When the PGA Tour event here marked its 50th edition, Carswell was treated like Arnold Palmer by director Steve Wilmot and his staff. He was interviewed by the media and rubbed elbows with the stars.

One of his favorite pro-am playing partners was Davis Love III.

When the doctor reached his 40th consecutive pro-am, Love told me why he mattered.

“He’s an example of why our tournaments are successful,” Love said. “Someone like that, who has supported our tournament for 40 years, is what makes all this happen.

“It’s hard to imagine a sponsor staying with you for 40 years, much less one individual donor. This is where the money comes from for the charities. Our (the players’) money comes from TV, but it’s the volunteers and pro-am amateurs who make the charity happen.”

Nelson Carswell.
Nelson Carswell.

The Heritage Classic Foundation, which stages the tournament, has raised $49 million for charity since forming in 1987.

Back home in Dublin, Carswell was a beloved pediatrician who treated four generations in some families in a career that spanned six decades and ended when he set aside his doctor’s bag at age 87.

But there was more to it than that for the quiet competitor who represents the best of Hilton Head Island.

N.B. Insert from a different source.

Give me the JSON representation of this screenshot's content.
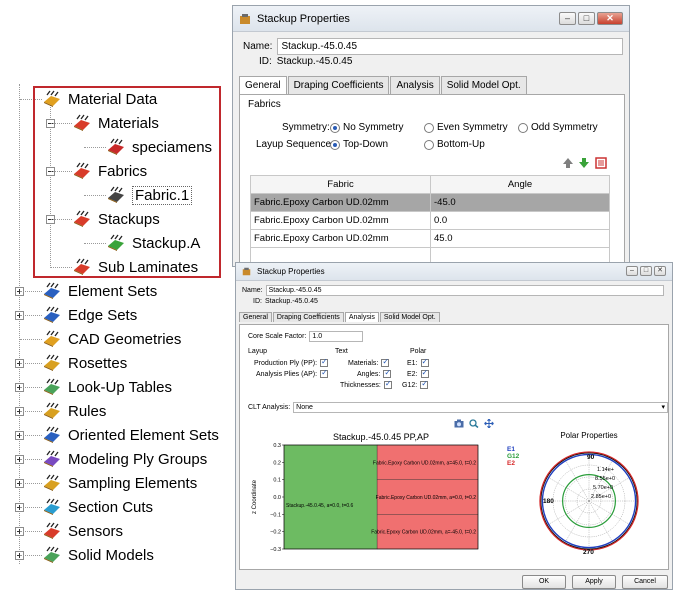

A front-page story in the Courier Herald in Dublin after the doctor died Nov. 15 at age 92, cited him for leading the state’s “Stomp Out Polio” campaign in 11 counties of rural middle Georgia in 1963.

“To promote the vaccine,” the paper reported, “he once took the field before kickoff of a Dublin-Swainsboro football game to give the referees their shots.”

And in the late 1980s, Carswell’s lobbying was credited with turning the tide in a reluctant legislature to get the state’s seatbelt and child seat law enacted.

The last time I walked the 10th fairway at Harbour Town with him, Carswell said:

“I know that heaven is so much more beautiful than we can imagine. But to me, this is as close as it gets.”

David Lauderdale may be reached at